*** Opening Data shown ***
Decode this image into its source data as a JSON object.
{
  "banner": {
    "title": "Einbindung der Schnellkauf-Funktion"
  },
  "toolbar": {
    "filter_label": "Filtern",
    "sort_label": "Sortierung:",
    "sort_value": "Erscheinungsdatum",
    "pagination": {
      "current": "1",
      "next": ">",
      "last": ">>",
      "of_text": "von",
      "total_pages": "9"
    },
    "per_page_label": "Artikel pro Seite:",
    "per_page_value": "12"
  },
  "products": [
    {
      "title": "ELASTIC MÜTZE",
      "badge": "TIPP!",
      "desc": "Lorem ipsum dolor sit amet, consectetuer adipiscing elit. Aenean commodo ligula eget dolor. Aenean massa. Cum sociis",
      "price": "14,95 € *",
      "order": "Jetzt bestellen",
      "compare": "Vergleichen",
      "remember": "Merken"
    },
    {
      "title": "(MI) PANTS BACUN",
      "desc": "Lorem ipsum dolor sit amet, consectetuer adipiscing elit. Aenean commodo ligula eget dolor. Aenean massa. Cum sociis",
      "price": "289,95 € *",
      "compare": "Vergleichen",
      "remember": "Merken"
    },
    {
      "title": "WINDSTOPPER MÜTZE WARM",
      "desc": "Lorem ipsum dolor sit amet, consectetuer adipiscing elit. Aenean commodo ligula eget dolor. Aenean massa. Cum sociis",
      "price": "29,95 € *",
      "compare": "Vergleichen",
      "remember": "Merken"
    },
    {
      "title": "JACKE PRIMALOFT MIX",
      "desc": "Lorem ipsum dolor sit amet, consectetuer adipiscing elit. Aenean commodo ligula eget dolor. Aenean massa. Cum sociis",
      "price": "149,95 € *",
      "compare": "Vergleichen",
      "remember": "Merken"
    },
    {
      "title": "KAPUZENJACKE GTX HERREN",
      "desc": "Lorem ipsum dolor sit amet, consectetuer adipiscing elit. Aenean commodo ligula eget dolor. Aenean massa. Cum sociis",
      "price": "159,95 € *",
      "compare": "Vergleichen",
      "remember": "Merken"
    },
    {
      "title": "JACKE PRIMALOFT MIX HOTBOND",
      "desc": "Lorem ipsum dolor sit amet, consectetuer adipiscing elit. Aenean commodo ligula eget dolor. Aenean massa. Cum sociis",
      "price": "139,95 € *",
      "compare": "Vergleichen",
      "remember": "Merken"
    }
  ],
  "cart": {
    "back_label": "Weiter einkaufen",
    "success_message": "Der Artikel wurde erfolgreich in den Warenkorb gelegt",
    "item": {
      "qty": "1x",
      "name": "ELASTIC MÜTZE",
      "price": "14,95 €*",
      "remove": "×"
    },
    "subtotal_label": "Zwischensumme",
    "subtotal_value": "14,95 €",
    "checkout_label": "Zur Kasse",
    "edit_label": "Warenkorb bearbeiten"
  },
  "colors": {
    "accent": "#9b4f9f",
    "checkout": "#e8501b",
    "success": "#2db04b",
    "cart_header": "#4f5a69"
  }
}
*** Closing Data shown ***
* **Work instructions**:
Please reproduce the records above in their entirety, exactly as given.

* **Solution to this task**:
Decode this image into its source data as a JSON object.
{
  "banner": {
    "title": "Einbindung der Schnellkauf-Funktion"
  },
  "toolbar": {
    "filter_label": "Filtern",
    "sort_label": "Sortierung:",
    "sort_value": "Erscheinungsdatum",
    "pagination": {
      "current": "1",
      "next": ">",
      "last": ">>",
      "of_text": "von",
      "total_pages": "9"
    },
    "per_page_label": "Artikel pro Seite:",
    "per_page_value": "12"
  },
  "products": [
    {
      "title": "ELASTIC MÜTZE",
      "badge": "TIPP!",
      "desc": "Lorem ipsum dolor sit amet, consectetuer adipiscing elit. Aenean commodo ligula eget dolor. Aenean massa. Cum sociis",
      "price": "14,95 € *",
      "order": "Jetzt bestellen",
      "compare": "Vergleichen",
      "remember": "Merken"
    },
    {
      "title": "(MI) PANTS BACUN",
      "desc": "Lorem ipsum dolor sit amet, consectetuer adipiscing elit. Aenean commodo ligula eget dolor. Aenean massa. Cum sociis",
      "price": "289,95 € *",
      "compare": "Vergleichen",
      "remember": "Merken"
    },
    {
      "title": "WINDSTOPPER MÜTZE WARM",
      "desc": "Lorem ipsum dolor sit amet, consectetuer adipiscing elit. Aenean commodo ligula eget dolor. Aenean massa. Cum sociis",
      "price": "29,95 € *",
      "compare": "Vergleichen",
      "remember": "Merken"
    },
    {
      "title": "JACKE PRIMALOFT MIX",
      "desc": "Lorem ipsum dolor sit amet, consectetuer adipiscing elit. Aenean commodo ligula eget dolor. Aenean massa. Cum sociis",
      "price": "149,95 € *",
      "compare": "Vergleichen",
      "remember": "Merken"
    },
    {
      "title": "KAPUZENJACKE GTX HERREN",
      "desc": "Lorem ipsum dolor sit amet, consectetuer adipiscing elit. Aenean commodo ligula eget dolor. Aenean massa. Cum sociis",
      "price": "159,95 € *",
      "compare": "Vergleichen",
      "remember": "Merken"
    },
    {
      "title": "JACKE PRIMALOFT MIX HOTBOND",
      "desc": "Lorem ipsum dolor sit amet, consectetuer adipiscing elit. Aenean commodo ligula eget dolor. Aenean massa. Cum sociis",
      "price": "139,95 € *",
      "compare": "Vergleichen",
      "remember": "Merken"
    }
  ],
  "cart": {
    "back_label": "Weiter einkaufen",
    "success_message": "Der Artikel wurde erfolgreich in den Warenkorb gelegt",
    "item": {
      "qty": "1x",
      "name": "ELASTIC MÜTZE",
      "price": "14,95 €*",
      "remove": "×"
    },
    "subtotal_label": "Zwischensumme",
    "subtotal_value": "14,95 €",
    "checkout_label": "Zur Kasse",
    "edit_label": "Warenkorb bearbeiten"
  },
  "colors": {
    "accent": "#9b4f9f",
    "checkout": "#e8501b",
    "success": "#2db04b",
    "cart_header": "#4f5a69"
  }
}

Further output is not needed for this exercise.